Bowen-Merrill Fire, 1890
This historical marker is located near the site of the former Bowen-Merrill Bookstore, which caught fire on March 17, 1890. Twenty firefighters battling the blaze fell from the building's roof when the building's walls and the roof collapsed. Twelve of those men were killed by the accident; a thirteenth firefighter perished as a result of his injuries. The fire was the deadliest in the history of the Indianapolis Fire Department. As word of the tragedy spread, residents of the city established annuities for each of the nine widows and twenty-two orphans. The state of Indiana responded to the tragedy by creating the first statewide pension fund the following year.
Backstory and Context
The Indianapolis Fire Department dates back to 1826 when a group of volunteers established the city's first fire company. The city hired its first paid firefighter in 1859. Although this fire killed more firefighters than any other in the city's history, it was not the deadliest fire in Indianapolis History. That distinction belongs to a fire that happened two years later at the National Surgical Institute.
On January 21, 1892, 19 patients were killed when the Surgical Institute caught fire. Despite the tragedy, the fire could have been far more deadly without the rescue effort, as over 300 people were in the building when the fire started, and of those individuals, 194 were trapped above the fire on the top floor.

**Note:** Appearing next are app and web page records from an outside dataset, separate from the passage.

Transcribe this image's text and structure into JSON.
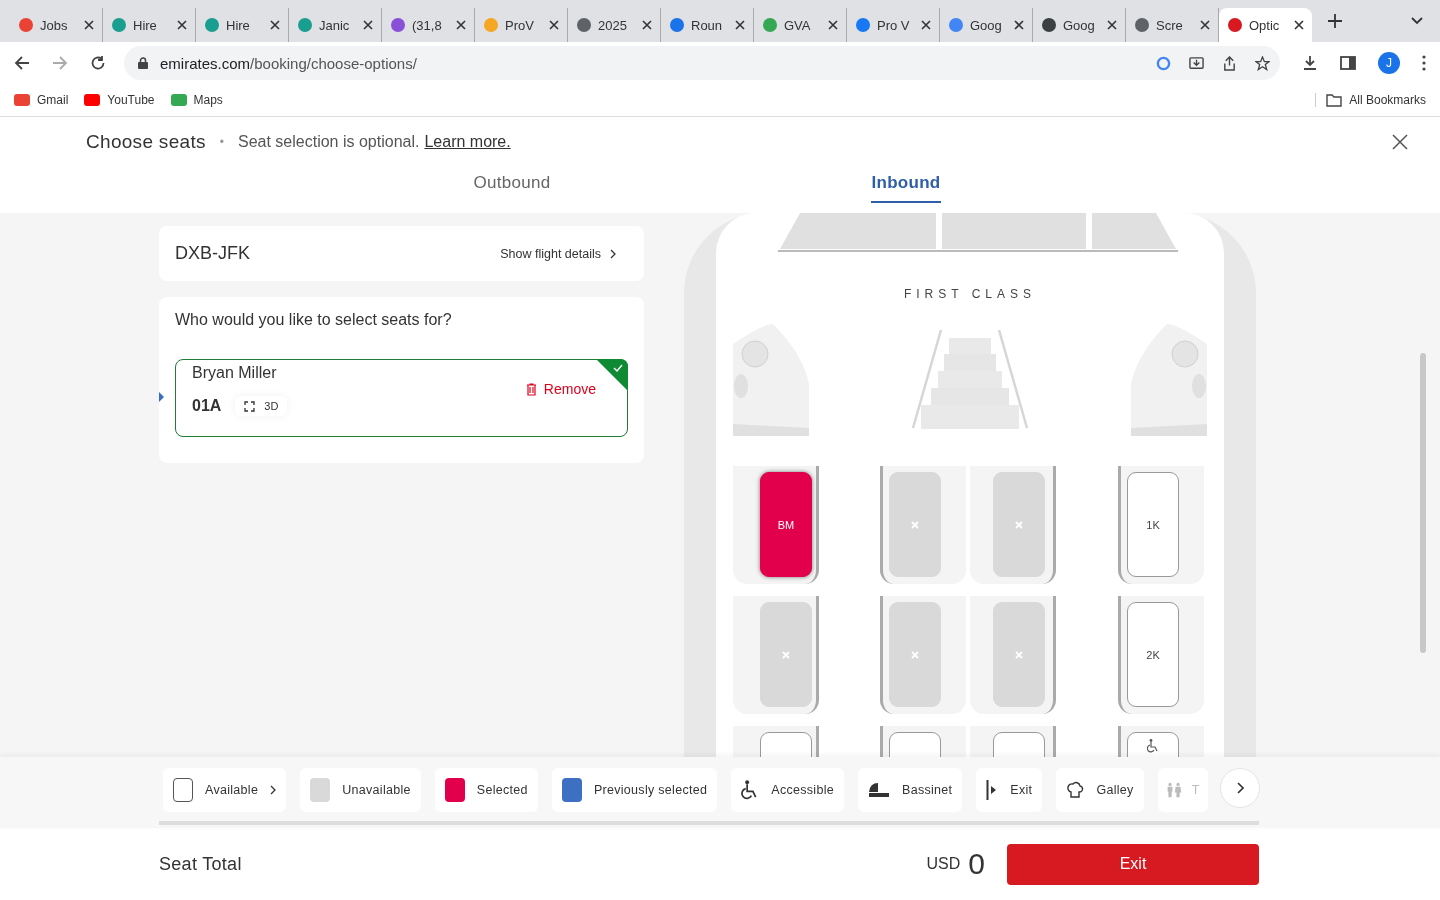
{
  "browser": {
    "tabs": [
      {
        "title": "Jobs",
        "color": "#ea4335",
        "selected": false
      },
      {
        "title": "Hire",
        "color": "#1a9e8f",
        "selected": false
      },
      {
        "title": "Hire",
        "color": "#1a9e8f",
        "selected": false
      },
      {
        "title": "Janic",
        "color": "#1a9e8f",
        "selected": false
      },
      {
        "title": "(31,8",
        "color": "#8a4fd8",
        "selected": false
      },
      {
        "title": "ProV",
        "color": "#f5a623",
        "selected": false
      },
      {
        "title": "2025",
        "color": "#5f6368",
        "selected": false
      },
      {
        "title": "Roun",
        "color": "#1a73e8",
        "selected": false
      },
      {
        "title": "GVA",
        "color": "#34a853",
        "selected": false
      },
      {
        "title": "Pro V",
        "color": "#1877f2",
        "selected": false
      },
      {
        "title": "Goog",
        "color": "#4285f4",
        "selected": false
      },
      {
        "title": "Goog",
        "color": "#3c4043",
        "selected": false
      },
      {
        "title": "Scre",
        "color": "#5f6368",
        "selected": false
      },
      {
        "title": "Optic",
        "color": "#d71921",
        "selected": true
      }
    ],
    "url_domain": "emirates.com",
    "url_path": "/booking/choose-options/",
    "bookmarks": [
      "Gmail",
      "YouTube",
      "Maps"
    ],
    "all_bookmarks": "All Bookmarks",
    "profile_initial": "J"
  },
  "header": {
    "title": "Choose seats",
    "separator": "•",
    "note": "Seat selection is optional.",
    "link": "Learn more."
  },
  "flight_tabs": [
    {
      "label": "Outbound",
      "selected": false
    },
    {
      "label": "Inbound",
      "selected": true
    }
  ],
  "flight": {
    "route": "DXB-JFK",
    "details_link": "Show flight details"
  },
  "passengers": {
    "question": "Who would you like to select seats for?",
    "items": [
      {
        "name": "Bryan Miller",
        "seat": "01A",
        "view_3d": "3D",
        "remove": "Remove",
        "selected": true
      }
    ]
  },
  "seat_map": {
    "cabin_label": "FIRST CLASS",
    "rows": [
      {
        "seats": [
          {
            "kind": "selected",
            "label": "BM"
          },
          {
            "kind": "unavailable"
          },
          {
            "kind": "unavailable"
          },
          {
            "kind": "available",
            "label": "1K"
          }
        ]
      },
      {
        "seats": [
          {
            "kind": "unavailable"
          },
          {
            "kind": "unavailable"
          },
          {
            "kind": "unavailable"
          },
          {
            "kind": "available",
            "label": "2K"
          }
        ]
      },
      {
        "seats": [
          {
            "kind": "available"
          },
          {
            "kind": "available"
          },
          {
            "kind": "available"
          },
          {
            "kind": "accessible"
          }
        ]
      }
    ]
  },
  "legend": [
    {
      "kind": "available",
      "label": "Available"
    },
    {
      "kind": "unavailable",
      "label": "Unavailable"
    },
    {
      "kind": "selected",
      "label": "Selected"
    },
    {
      "kind": "previous",
      "label": "Previously selected"
    },
    {
      "kind": "accessible",
      "label": "Accessible"
    },
    {
      "kind": "bassinet",
      "label": "Bassinet"
    },
    {
      "kind": "exit",
      "label": "Exit"
    },
    {
      "kind": "galley",
      "label": "Galley"
    },
    {
      "kind": "toilet",
      "label": "T"
    }
  ],
  "footer": {
    "label": "Seat Total",
    "currency": "USD",
    "amount": "0",
    "button": "Exit"
  }
}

Brave volunteers joined the firefighters as they rescued patients and staff from the hospital's top floor.
David J. Bodenhamer, Robert G. Barrows, ed. The Encyclopedia of Indianapolis, Bloomington, the University of Indianapolis Press, 1994, p. 568.
"The Bowen-Merrill Fire," Indianapolis Firefighters Museum Collection, Indianapolis Public Library, accessed 12/28/16, http://digitallibrary.imcpl.org/cdm/bowenmerrillfire/collection/ffm
Image from Indiana Historical Bureau website, http://www.in.gov/history/markers/387.htm